[ASSIGNED TASK]
Please restate the records below word for word, leaving out every picture.

[MATERIAL SUPPLIED]
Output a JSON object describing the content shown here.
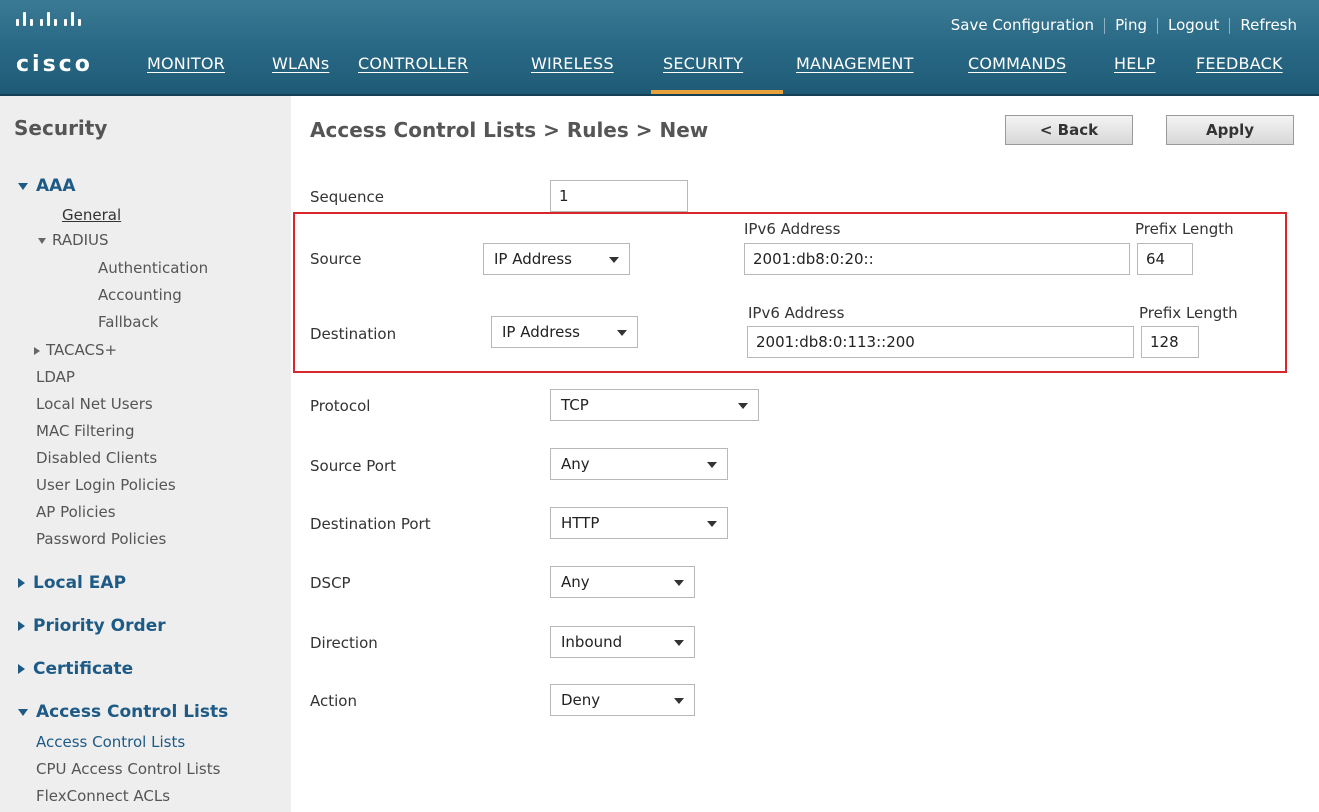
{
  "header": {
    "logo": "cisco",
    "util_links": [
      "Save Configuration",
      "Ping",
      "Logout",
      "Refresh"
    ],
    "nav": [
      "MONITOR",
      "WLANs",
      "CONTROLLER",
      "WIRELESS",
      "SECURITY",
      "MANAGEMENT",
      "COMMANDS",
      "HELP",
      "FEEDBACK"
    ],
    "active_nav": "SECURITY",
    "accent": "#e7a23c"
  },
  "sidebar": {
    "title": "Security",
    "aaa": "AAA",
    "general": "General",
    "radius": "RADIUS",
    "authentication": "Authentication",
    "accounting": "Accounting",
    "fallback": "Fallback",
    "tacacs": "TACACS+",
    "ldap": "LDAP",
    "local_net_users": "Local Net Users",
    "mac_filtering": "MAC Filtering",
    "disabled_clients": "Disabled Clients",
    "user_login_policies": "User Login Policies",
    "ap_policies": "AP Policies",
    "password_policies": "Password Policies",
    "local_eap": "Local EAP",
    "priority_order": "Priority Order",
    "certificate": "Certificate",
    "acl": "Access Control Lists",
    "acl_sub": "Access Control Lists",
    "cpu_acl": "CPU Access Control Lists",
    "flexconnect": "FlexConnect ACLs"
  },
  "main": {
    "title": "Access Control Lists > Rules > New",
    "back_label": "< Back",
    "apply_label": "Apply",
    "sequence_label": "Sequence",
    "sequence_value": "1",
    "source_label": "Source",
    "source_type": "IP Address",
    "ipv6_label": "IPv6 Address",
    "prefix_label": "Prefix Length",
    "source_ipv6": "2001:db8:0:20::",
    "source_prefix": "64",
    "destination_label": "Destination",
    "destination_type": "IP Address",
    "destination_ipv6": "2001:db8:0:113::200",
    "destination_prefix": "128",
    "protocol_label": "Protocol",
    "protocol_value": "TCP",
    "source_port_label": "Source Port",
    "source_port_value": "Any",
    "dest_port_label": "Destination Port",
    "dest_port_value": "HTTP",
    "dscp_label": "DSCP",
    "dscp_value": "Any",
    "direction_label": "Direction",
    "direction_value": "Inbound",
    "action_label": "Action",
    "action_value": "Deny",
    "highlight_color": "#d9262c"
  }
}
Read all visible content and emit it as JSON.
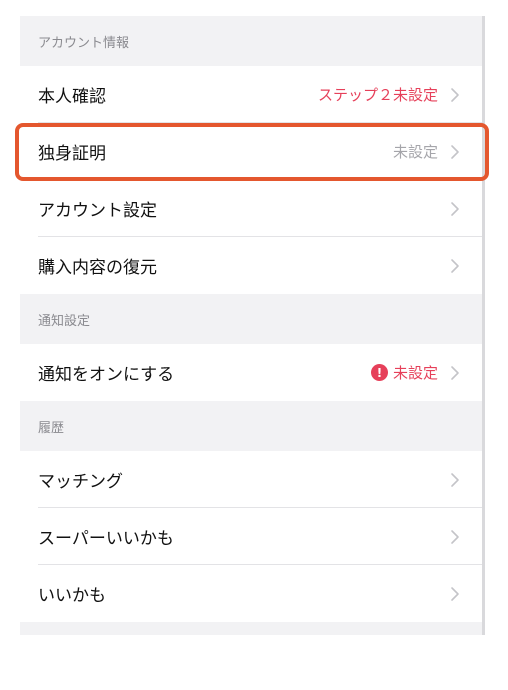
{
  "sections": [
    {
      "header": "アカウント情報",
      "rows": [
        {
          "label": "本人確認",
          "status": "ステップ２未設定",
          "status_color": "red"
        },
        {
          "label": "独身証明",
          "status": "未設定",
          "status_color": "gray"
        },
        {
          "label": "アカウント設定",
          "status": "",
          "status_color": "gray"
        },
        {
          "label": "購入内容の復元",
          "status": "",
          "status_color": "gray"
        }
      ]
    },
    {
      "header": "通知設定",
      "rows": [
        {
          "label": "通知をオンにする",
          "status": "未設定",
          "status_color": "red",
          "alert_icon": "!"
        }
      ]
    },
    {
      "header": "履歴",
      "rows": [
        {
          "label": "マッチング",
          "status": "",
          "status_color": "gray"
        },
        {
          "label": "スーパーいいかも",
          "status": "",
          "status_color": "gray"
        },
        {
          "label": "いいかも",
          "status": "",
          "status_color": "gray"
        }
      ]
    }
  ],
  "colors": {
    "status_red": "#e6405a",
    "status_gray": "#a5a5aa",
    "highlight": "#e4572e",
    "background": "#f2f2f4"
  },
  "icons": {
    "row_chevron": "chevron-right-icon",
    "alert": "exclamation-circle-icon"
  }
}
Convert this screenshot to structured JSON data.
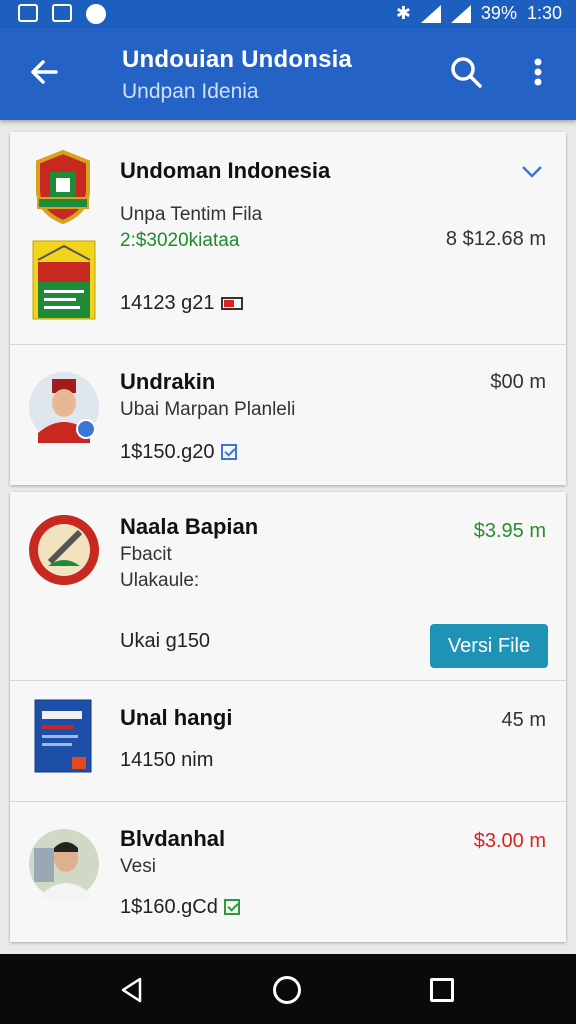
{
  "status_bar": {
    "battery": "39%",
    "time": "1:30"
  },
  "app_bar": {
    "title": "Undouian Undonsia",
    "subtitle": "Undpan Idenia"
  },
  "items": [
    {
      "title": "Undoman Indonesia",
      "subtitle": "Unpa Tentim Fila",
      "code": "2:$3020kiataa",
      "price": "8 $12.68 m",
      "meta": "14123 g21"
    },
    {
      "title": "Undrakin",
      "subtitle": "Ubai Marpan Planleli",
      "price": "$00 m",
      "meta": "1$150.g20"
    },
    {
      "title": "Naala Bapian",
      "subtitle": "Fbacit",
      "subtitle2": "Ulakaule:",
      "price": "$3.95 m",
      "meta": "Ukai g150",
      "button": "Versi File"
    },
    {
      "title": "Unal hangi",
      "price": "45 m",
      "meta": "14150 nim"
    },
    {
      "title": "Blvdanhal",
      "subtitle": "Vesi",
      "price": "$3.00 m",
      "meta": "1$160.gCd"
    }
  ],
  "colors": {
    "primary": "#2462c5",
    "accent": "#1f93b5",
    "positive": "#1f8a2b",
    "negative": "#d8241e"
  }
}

[RESPONSE TO THIS TASK]
Output a JSON object describing the content shown here.
{
  "header": {
    "logo": "cisco",
    "util_links": [
      "Save Configuration",
      "Ping",
      "Logout",
      "Refresh"
    ],
    "nav": [
      "MONITOR",
      "WLANs",
      "CONTROLLER",
      "WIRELESS",
      "SECURITY",
      "MANAGEMENT",
      "COMMANDS",
      "HELP",
      "FEEDBACK"
    ],
    "active_nav": "SECURITY",
    "accent": "#e7a23c"
  },
  "sidebar": {
    "title": "Security",
    "aaa": "AAA",
    "general": "General",
    "radius": "RADIUS",
    "authentication": "Authentication",
    "accounting": "Accounting",
    "fallback": "Fallback",
    "tacacs": "TACACS+",
    "ldap": "LDAP",
    "local_net_users": "Local Net Users",
    "mac_filtering": "MAC Filtering",
    "disabled_clients": "Disabled Clients",
    "user_login_policies": "User Login Policies",
    "ap_policies": "AP Policies",
    "password_policies": "Password Policies",
    "local_eap": "Local EAP",
    "priority_order": "Priority Order",
    "certificate": "Certificate",
    "acl": "Access Control Lists",
    "acl_sub": "Access Control Lists",
    "cpu_acl": "CPU Access Control Lists",
    "flexconnect": "FlexConnect ACLs"
  },
  "main": {
    "title": "Access Control Lists > Rules > New",
    "back_label": "< Back",
    "apply_label": "Apply",
    "sequence_label": "Sequence",
    "sequence_value": "1",
    "source_label": "Source",
    "source_type": "IP Address",
    "ipv6_label": "IPv6 Address",
    "prefix_label": "Prefix Length",
    "source_ipv6": "2001:db8:0:20::",
    "source_prefix": "64",
    "destination_label": "Destination",
    "destination_type": "IP Address",
    "destination_ipv6": "2001:db8:0:113::200",
    "destination_prefix": "128",
    "protocol_label": "Protocol",
    "protocol_value": "TCP",
    "source_port_label": "Source Port",
    "source_port_value": "Any",
    "dest_port_label": "Destination Port",
    "dest_port_value": "HTTP",
    "dscp_label": "DSCP",
    "dscp_value": "Any",
    "direction_label": "Direction",
    "direction_value": "Inbound",
    "action_label": "Action",
    "action_value": "Deny",
    "highlight_color": "#d9262c"
  }
}
Read all visible content and emit it as JSON.
{
  "sections": [
    {
      "header": "アカウント情報",
      "rows": [
        {
          "label": "本人確認",
          "status": "ステップ２未設定",
          "status_color": "red"
        },
        {
          "label": "独身証明",
          "status": "未設定",
          "status_color": "gray"
        },
        {
          "label": "アカウント設定",
          "status": "",
          "status_color": "gray"
        },
        {
          "label": "購入内容の復元",
          "status": "",
          "status_color": "gray"
        }
      ]
    },
    {
      "header": "通知設定",
      "rows": [
        {
          "label": "通知をオンにする",
          "status": "未設定",
          "status_color": "red",
          "alert_icon": "!"
        }
      ]
    },
    {
      "header": "履歴",
      "rows": [
        {
          "label": "マッチング",
          "status": "",
          "status_color": "gray"
        },
        {
          "label": "スーパーいいかも",
          "status": "",
          "status_color": "gray"
        },
        {
          "label": "いいかも",
          "status": "",
          "status_color": "gray"
        }
      ]
    }
  ],
  "colors": {
    "status_red": "#e6405a",
    "status_gray": "#a5a5aa",
    "highlight": "#e4572e",
    "background": "#f2f2f4"
  },
  "icons": {
    "row_chevron": "chevron-right-icon",
    "alert": "exclamation-circle-icon"
  }
}
Convert this screenshot to structured JSON data.
{
  "status_bar": {
    "battery": "39%",
    "time": "1:30"
  },
  "app_bar": {
    "title": "Undouian Undonsia",
    "subtitle": "Undpan Idenia"
  },
  "items": [
    {
      "title": "Undoman Indonesia",
      "subtitle": "Unpa Tentim Fila",
      "code": "2:$3020kiataa",
      "price": "8 $12.68 m",
      "meta": "14123 g21"
    },
    {
      "title": "Undrakin",
      "subtitle": "Ubai Marpan Planleli",
      "price": "$00 m",
      "meta": "1$150.g20"
    },
    {
      "title": "Naala Bapian",
      "subtitle": "Fbacit",
      "subtitle2": "Ulakaule:",
      "price": "$3.95 m",
      "meta": "Ukai g150",
      "button": "Versi File"
    },
    {
      "title": "Unal hangi",
      "price": "45 m",
      "meta": "14150 nim"
    },
    {
      "title": "Blvdanhal",
      "subtitle": "Vesi",
      "price": "$3.00 m",
      "meta": "1$160.gCd"
    }
  ],
  "colors": {
    "primary": "#2462c5",
    "accent": "#1f93b5",
    "positive": "#1f8a2b",
    "negative": "#d8241e"
  }
}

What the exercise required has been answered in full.